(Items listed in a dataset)

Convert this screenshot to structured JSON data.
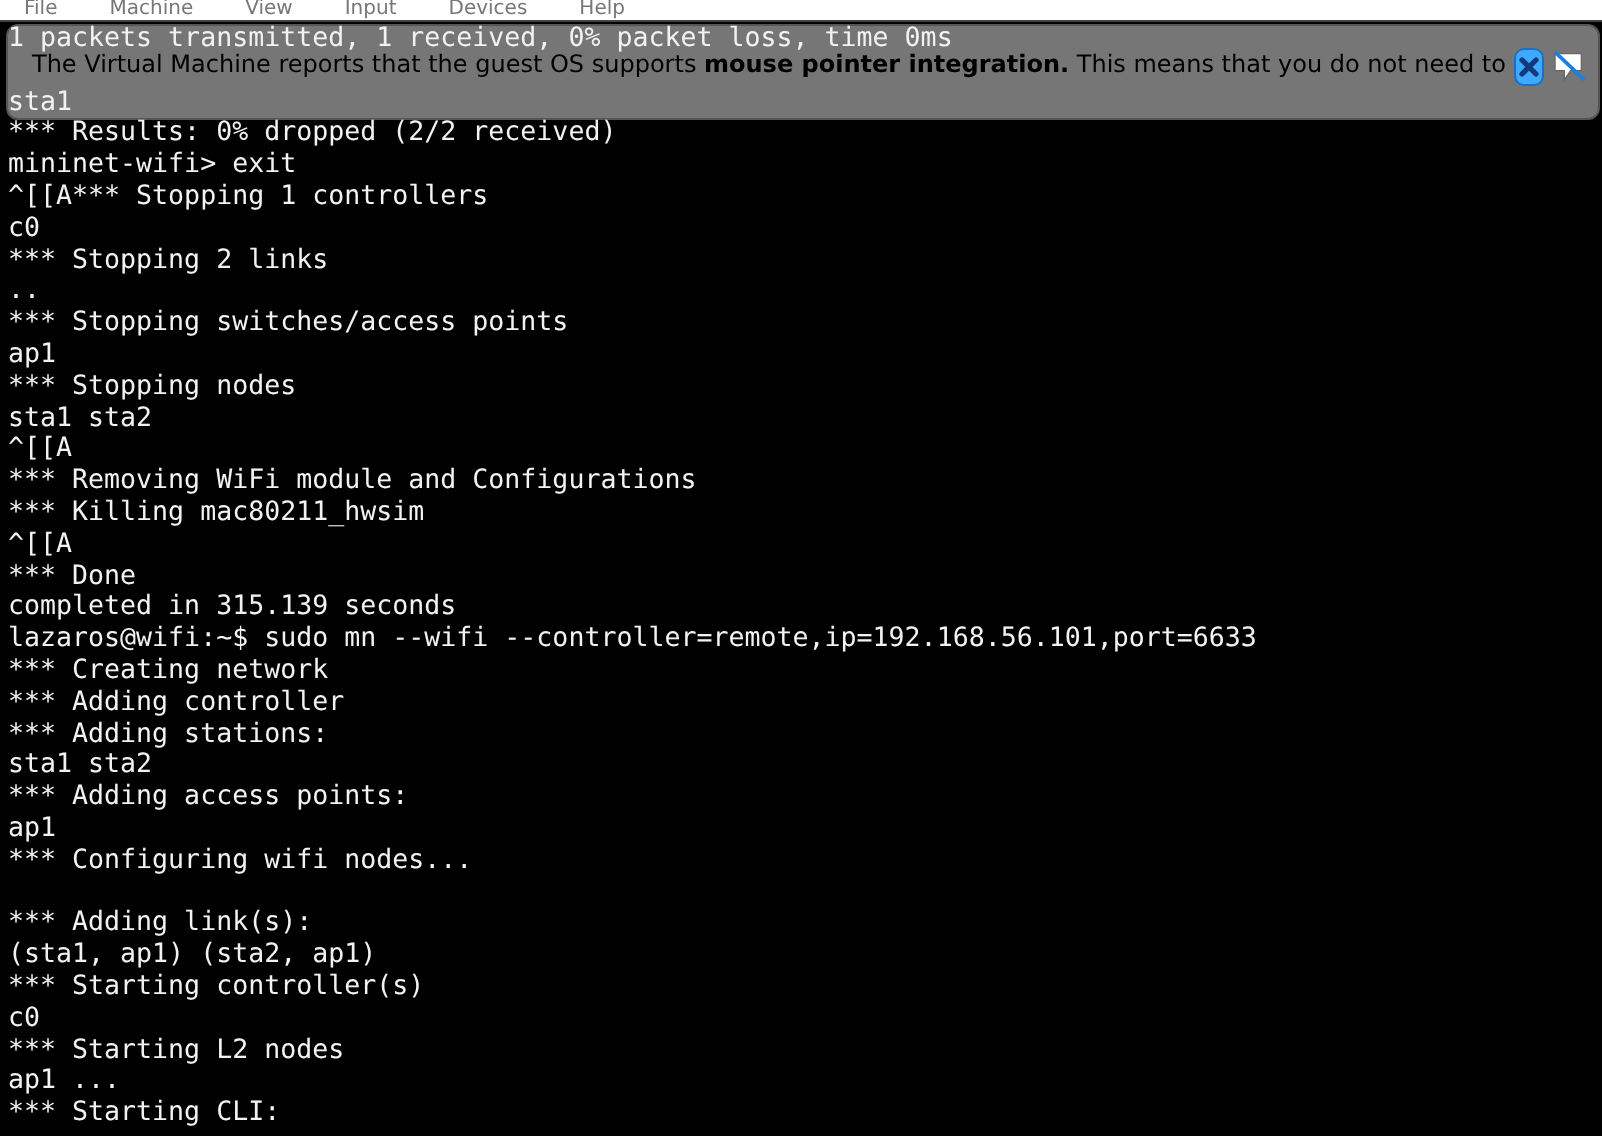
{
  "menu_bar": {
    "items": [
      "File",
      "Machine",
      "View",
      "Input",
      "Devices",
      "Help"
    ]
  },
  "notification": {
    "text": "The Virtual Machine reports that the guest OS supports **mouse pointer integration.** This means that you do not need to"
  },
  "terminal": {
    "lines": [
      {
        "kind": "text",
        "text": "1 packets transmitted, 1 received, 0% packet loss, time 0ms"
      },
      {
        "kind": "blank"
      },
      {
        "kind": "text",
        "text": "sta1"
      },
      {
        "kind": "text",
        "text": "*** Results: 0% dropped (2/2 received)"
      },
      {
        "kind": "text",
        "text": "mininet-wifi> exit"
      },
      {
        "kind": "text",
        "text": "^[[A*** Stopping 1 controllers"
      },
      {
        "kind": "text",
        "text": "c0"
      },
      {
        "kind": "text",
        "text": "*** Stopping 2 links"
      },
      {
        "kind": "text",
        "text": ".."
      },
      {
        "kind": "text",
        "text": "*** Stopping switches/access points"
      },
      {
        "kind": "text",
        "text": "ap1"
      },
      {
        "kind": "text",
        "text": "*** Stopping nodes"
      },
      {
        "kind": "text",
        "text": "sta1 sta2"
      },
      {
        "kind": "text",
        "text": "^[[A"
      },
      {
        "kind": "text",
        "text": "*** Removing WiFi module and Configurations"
      },
      {
        "kind": "text",
        "text": "*** Killing mac80211_hwsim"
      },
      {
        "kind": "text",
        "text": "^[[A"
      },
      {
        "kind": "text",
        "text": "*** Done"
      },
      {
        "kind": "text",
        "text": "completed in 315.139 seconds"
      },
      {
        "kind": "text",
        "text": "lazaros@wifi:~$ sudo mn --wifi --controller=remote,ip=192.168.56.101,port=6633"
      },
      {
        "kind": "text",
        "text": "*** Creating network"
      },
      {
        "kind": "text",
        "text": "*** Adding controller"
      },
      {
        "kind": "text",
        "text": "*** Adding stations:"
      },
      {
        "kind": "text",
        "text": "sta1 sta2"
      },
      {
        "kind": "text",
        "text": "*** Adding access points:"
      },
      {
        "kind": "text",
        "text": "ap1"
      },
      {
        "kind": "text",
        "text": "*** Configuring wifi nodes..."
      },
      {
        "kind": "blank"
      },
      {
        "kind": "text",
        "text": "*** Adding link(s):"
      },
      {
        "kind": "text",
        "text": "(sta1, ap1) (sta2, ap1)"
      },
      {
        "kind": "text",
        "text": "*** Starting controller(s)"
      },
      {
        "kind": "text",
        "text": "c0"
      },
      {
        "kind": "text",
        "text": "*** Starting L2 nodes"
      },
      {
        "kind": "text",
        "text": "ap1 ..."
      },
      {
        "kind": "text",
        "text": "*** Starting CLI:"
      }
    ]
  }
}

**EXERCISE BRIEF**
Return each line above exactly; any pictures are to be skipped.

**ANSWER**
Convert this screenshot to structured JSON data.
{
  "menu_bar": {
    "items": [
      "File",
      "Machine",
      "View",
      "Input",
      "Devices",
      "Help"
    ]
  },
  "notification": {
    "text": "The Virtual Machine reports that the guest OS supports **mouse pointer integration.** This means that you do not need to"
  },
  "terminal": {
    "lines": [
      {
        "kind": "text",
        "text": "1 packets transmitted, 1 received, 0% packet loss, time 0ms"
      },
      {
        "kind": "blank"
      },
      {
        "kind": "text",
        "text": "sta1"
      },
      {
        "kind": "text",
        "text": "*** Results: 0% dropped (2/2 received)"
      },
      {
        "kind": "text",
        "text": "mininet-wifi> exit"
      },
      {
        "kind": "text",
        "text": "^[[A*** Stopping 1 controllers"
      },
      {
        "kind": "text",
        "text": "c0"
      },
      {
        "kind": "text",
        "text": "*** Stopping 2 links"
      },
      {
        "kind": "text",
        "text": ".."
      },
      {
        "kind": "text",
        "text": "*** Stopping switches/access points"
      },
      {
        "kind": "text",
        "text": "ap1"
      },
      {
        "kind": "text",
        "text": "*** Stopping nodes"
      },
      {
        "kind": "text",
        "text": "sta1 sta2"
      },
      {
        "kind": "text",
        "text": "^[[A"
      },
      {
        "kind": "text",
        "text": "*** Removing WiFi module and Configurations"
      },
      {
        "kind": "text",
        "text": "*** Killing mac80211_hwsim"
      },
      {
        "kind": "text",
        "text": "^[[A"
      },
      {
        "kind": "text",
        "text": "*** Done"
      },
      {
        "kind": "text",
        "text": "completed in 315.139 seconds"
      },
      {
        "kind": "text",
        "text": "lazaros@wifi:~$ sudo mn --wifi --controller=remote,ip=192.168.56.101,port=6633"
      },
      {
        "kind": "text",
        "text": "*** Creating network"
      },
      {
        "kind": "text",
        "text": "*** Adding controller"
      },
      {
        "kind": "text",
        "text": "*** Adding stations:"
      },
      {
        "kind": "text",
        "text": "sta1 sta2"
      },
      {
        "kind": "text",
        "text": "*** Adding access points:"
      },
      {
        "kind": "text",
        "text": "ap1"
      },
      {
        "kind": "text",
        "text": "*** Configuring wifi nodes..."
      },
      {
        "kind": "blank"
      },
      {
        "kind": "text",
        "text": "*** Adding link(s):"
      },
      {
        "kind": "text",
        "text": "(sta1, ap1) (sta2, ap1)"
      },
      {
        "kind": "text",
        "text": "*** Starting controller(s)"
      },
      {
        "kind": "text",
        "text": "c0"
      },
      {
        "kind": "text",
        "text": "*** Starting L2 nodes"
      },
      {
        "kind": "text",
        "text": "ap1 ..."
      },
      {
        "kind": "text",
        "text": "*** Starting CLI:"
      }
    ]
  }
}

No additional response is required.